In our time, it is countercultural indeed to see the loss or effacement of self as an admirable goal. Our culture’s obsession with identity and the rights of the individual seems to suggest precisely the reverse. You will nonetheless recall the First Beatitude: "Blessed are the poor in spirit, for theirs is the kingdom of Heaven" (Matthew 5:3). For years the passage, when I thought of it, puzzled me. In what way was poverty of spirit to be seen as desirable, especially in a Christian? And what, precisely, did poverty of spirit mean? I had left the question, together with others that I hoped some day to understand, in the back of my mind until I happened upon Erasmo Leiva–Merikakis’ eye–opening explanation in his Fire of Mercy, Heart of the Word: Meditations on the Gospel According to St. Matthew (1996). Pointing out that this is not merely the first of the Beatitudes, but the only one in the present tense, Leiva–Merikakis explains that the poor in spirit are those who literally "beg for their life’s very breath"—those who depend upon God the way we all depend upon air to breathe. Poverty of spirit is the grace of those who have emptied themselves of everything but the desire for God’s presence, "who offer God a continual sacrifice from the altar of their spirit, and the sacrifice in question is the very substance of their being." And those who achieve poverty of spirit have their reward in the present as well as the future, for to live in poverty of spirit is indeed to live with God.
A decisive moment in my journey in faith came when, one day, seemingly out of nowhere, the thought pierced me that Jesus had died for my sins. And, immediately on its heels, came the devastating recognition that I am not worth his sacrifice. Only gradually have I come truly to understand that the determination of worth belongs not to me but to him. God’s love for us forever exceeds our control and challenges our understanding. Like faith, it is His gift, and our task is to do our best to receive it. The knowledge, even when partial and imperfect, that He loves us also opens us to new responsibilities and obligations. For if He loves us all, He also loves each of us. And recognition of that love imposes on us the obligation to love one another, asking no other reason than God’s injunction to do so. As fallen human creatures, we are nonetheless likely to continue to search for human reasons that justify our loving service to those in whom we find little or no obvious redeeming value. And the best human reason may be found in the faith that God has freely given us: our nonjudgmental love of the other remains the condition of God’s love for us. For, knowing how little we merit His love, our best opening to the faith that He does lies not in the hope of being better than others, but in the security that His love encompasses even the least deserving among us.

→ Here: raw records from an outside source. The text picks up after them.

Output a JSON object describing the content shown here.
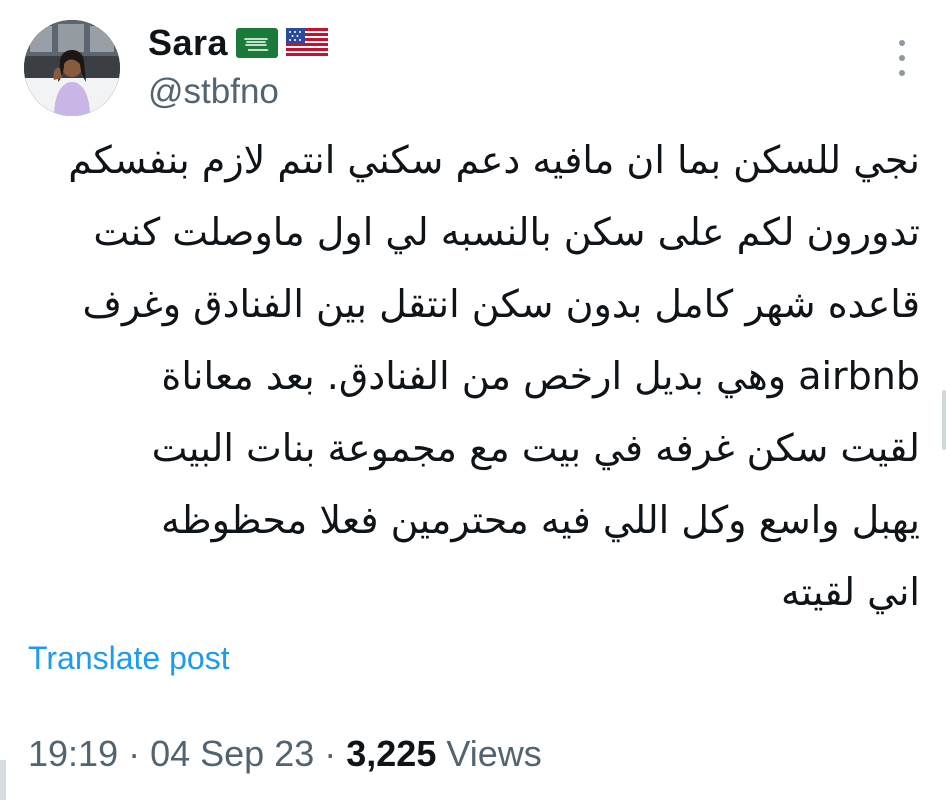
{
  "author": {
    "display_name": "Sara",
    "flags": [
      "saudi-arabia-flag",
      "united-states-flag"
    ],
    "handle": "@stbfno",
    "avatar": "profile-photo"
  },
  "tweet": {
    "lines": [
      "نجي للسكن بما ان مافيه دعم سكني انتم لازم بنفسكم",
      "تدورون لكم على سكن بالنسبه لي اول ماوصلت كنت",
      "قاعده شهر كامل بدون سكن انتقل بين الفنادق وغرف",
      "airbnb وهي بديل ارخص من الفنادق. بعد معاناة",
      "لقيت سكن غرفه في بيت مع مجموعة بنات البيت",
      "يهبل واسع وكل اللي فيه محترمين فعلا محظوظه",
      "اني لقيته"
    ],
    "translate_label": "Translate post"
  },
  "meta": {
    "time": "19:19",
    "separator1": " · ",
    "date": "04 Sep 23",
    "separator2": " · ",
    "views_count": "3,225",
    "views_label": " Views"
  },
  "colors": {
    "text": "#0f1419",
    "secondary": "#536471",
    "link": "#1d9bf0"
  },
  "icons": {
    "more": "more-vertical-icon"
  }
}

Elizabeth Fox–Genovese teaches at Emory University. Her most recent book, coedited with Elisabeth Lasch–Quinn, is Reconstructing History: The Emergence of a New Historical Society (Routledge).